::: Extracted material
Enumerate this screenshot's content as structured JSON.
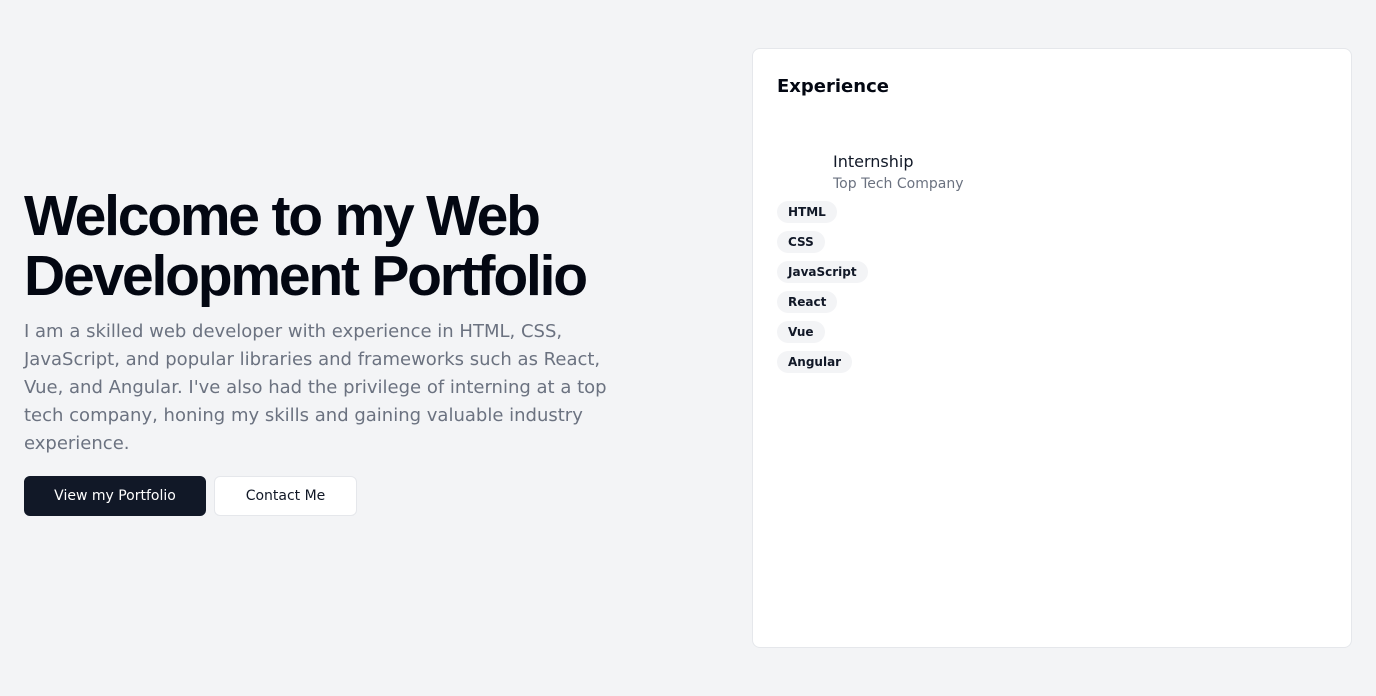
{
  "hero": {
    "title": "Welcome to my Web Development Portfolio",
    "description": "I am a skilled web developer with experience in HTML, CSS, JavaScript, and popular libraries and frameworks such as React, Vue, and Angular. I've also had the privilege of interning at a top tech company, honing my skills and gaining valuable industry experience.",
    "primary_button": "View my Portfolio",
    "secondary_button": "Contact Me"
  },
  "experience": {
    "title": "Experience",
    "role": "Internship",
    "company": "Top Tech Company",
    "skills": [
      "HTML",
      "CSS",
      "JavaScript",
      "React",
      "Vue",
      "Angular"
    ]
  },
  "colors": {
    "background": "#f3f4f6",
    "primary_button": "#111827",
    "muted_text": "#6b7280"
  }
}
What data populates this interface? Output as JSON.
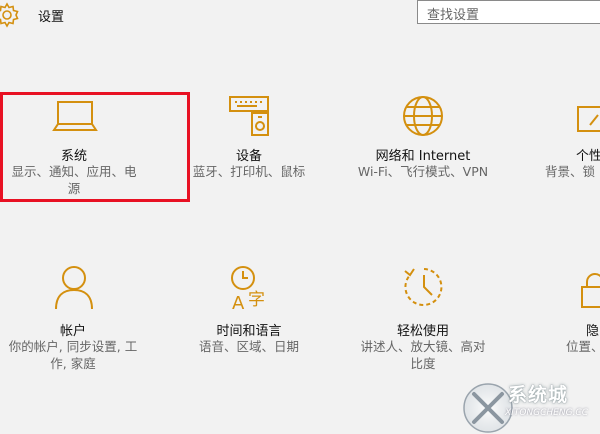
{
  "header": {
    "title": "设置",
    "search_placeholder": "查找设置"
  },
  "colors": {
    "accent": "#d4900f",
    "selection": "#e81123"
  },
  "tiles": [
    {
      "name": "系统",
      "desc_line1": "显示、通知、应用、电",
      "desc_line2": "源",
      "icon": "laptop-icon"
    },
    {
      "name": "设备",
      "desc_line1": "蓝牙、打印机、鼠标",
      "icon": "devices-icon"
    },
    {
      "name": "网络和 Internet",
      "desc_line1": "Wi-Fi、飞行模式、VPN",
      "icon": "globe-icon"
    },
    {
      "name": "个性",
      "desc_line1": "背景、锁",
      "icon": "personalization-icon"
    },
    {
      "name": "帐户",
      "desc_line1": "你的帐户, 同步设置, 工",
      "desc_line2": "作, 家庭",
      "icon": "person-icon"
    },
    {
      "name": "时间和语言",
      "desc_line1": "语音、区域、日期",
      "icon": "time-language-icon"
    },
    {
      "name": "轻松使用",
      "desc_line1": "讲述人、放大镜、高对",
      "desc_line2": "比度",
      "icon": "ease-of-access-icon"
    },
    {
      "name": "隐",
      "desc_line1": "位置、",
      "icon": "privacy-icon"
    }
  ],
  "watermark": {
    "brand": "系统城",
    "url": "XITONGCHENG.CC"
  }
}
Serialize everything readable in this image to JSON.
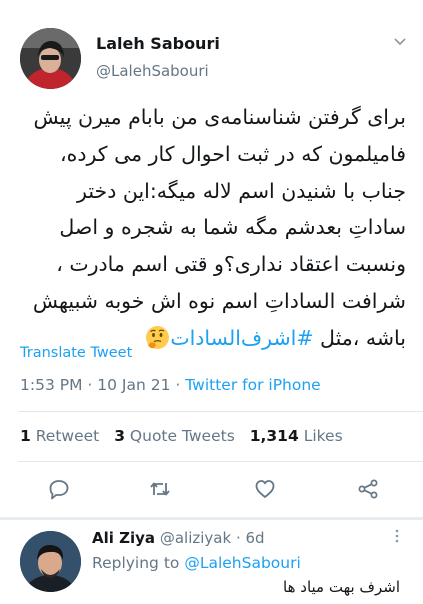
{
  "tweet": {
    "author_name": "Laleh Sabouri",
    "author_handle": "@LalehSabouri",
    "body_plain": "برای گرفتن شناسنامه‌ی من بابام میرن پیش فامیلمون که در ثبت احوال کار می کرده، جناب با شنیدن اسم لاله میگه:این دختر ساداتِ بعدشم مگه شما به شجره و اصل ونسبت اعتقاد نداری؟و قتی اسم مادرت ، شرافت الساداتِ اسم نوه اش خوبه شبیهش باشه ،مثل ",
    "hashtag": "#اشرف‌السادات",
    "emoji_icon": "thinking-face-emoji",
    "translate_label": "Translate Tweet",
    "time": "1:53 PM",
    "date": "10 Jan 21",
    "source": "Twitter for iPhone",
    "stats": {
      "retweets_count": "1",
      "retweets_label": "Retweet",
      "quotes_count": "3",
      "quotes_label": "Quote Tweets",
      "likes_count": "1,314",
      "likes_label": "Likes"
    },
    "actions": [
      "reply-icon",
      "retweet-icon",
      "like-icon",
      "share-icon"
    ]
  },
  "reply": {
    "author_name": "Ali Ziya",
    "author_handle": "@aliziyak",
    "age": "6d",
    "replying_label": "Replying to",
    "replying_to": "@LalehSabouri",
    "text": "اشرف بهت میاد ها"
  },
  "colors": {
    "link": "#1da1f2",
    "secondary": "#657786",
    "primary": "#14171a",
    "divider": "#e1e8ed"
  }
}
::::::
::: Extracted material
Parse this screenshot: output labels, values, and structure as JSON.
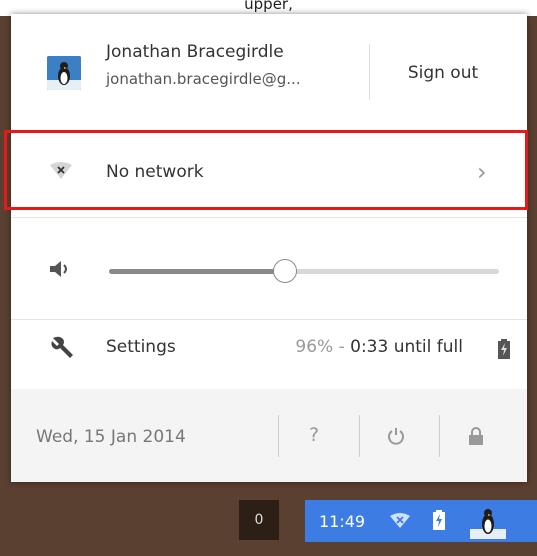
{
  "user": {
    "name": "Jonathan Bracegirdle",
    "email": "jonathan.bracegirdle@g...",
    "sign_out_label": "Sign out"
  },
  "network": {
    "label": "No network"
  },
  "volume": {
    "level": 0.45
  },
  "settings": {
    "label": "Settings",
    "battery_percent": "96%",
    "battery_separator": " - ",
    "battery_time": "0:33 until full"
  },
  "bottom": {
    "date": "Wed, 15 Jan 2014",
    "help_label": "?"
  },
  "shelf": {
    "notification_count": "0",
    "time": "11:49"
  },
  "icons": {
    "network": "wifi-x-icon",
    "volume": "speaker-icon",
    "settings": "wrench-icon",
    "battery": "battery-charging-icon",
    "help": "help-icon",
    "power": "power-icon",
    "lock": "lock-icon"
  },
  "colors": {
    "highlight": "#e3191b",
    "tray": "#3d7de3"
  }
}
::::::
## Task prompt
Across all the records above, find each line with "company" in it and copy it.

## Completed exercise
    "description": "I am a skilled web developer with experience in HTML, CSS, JavaScript, and popular libraries and frameworks such as React, Vue, and Angular. I've also had the privilege of interning at a top tech company, honing my skills and gaining valuable industry experience.",
    "company": "Top Tech Company",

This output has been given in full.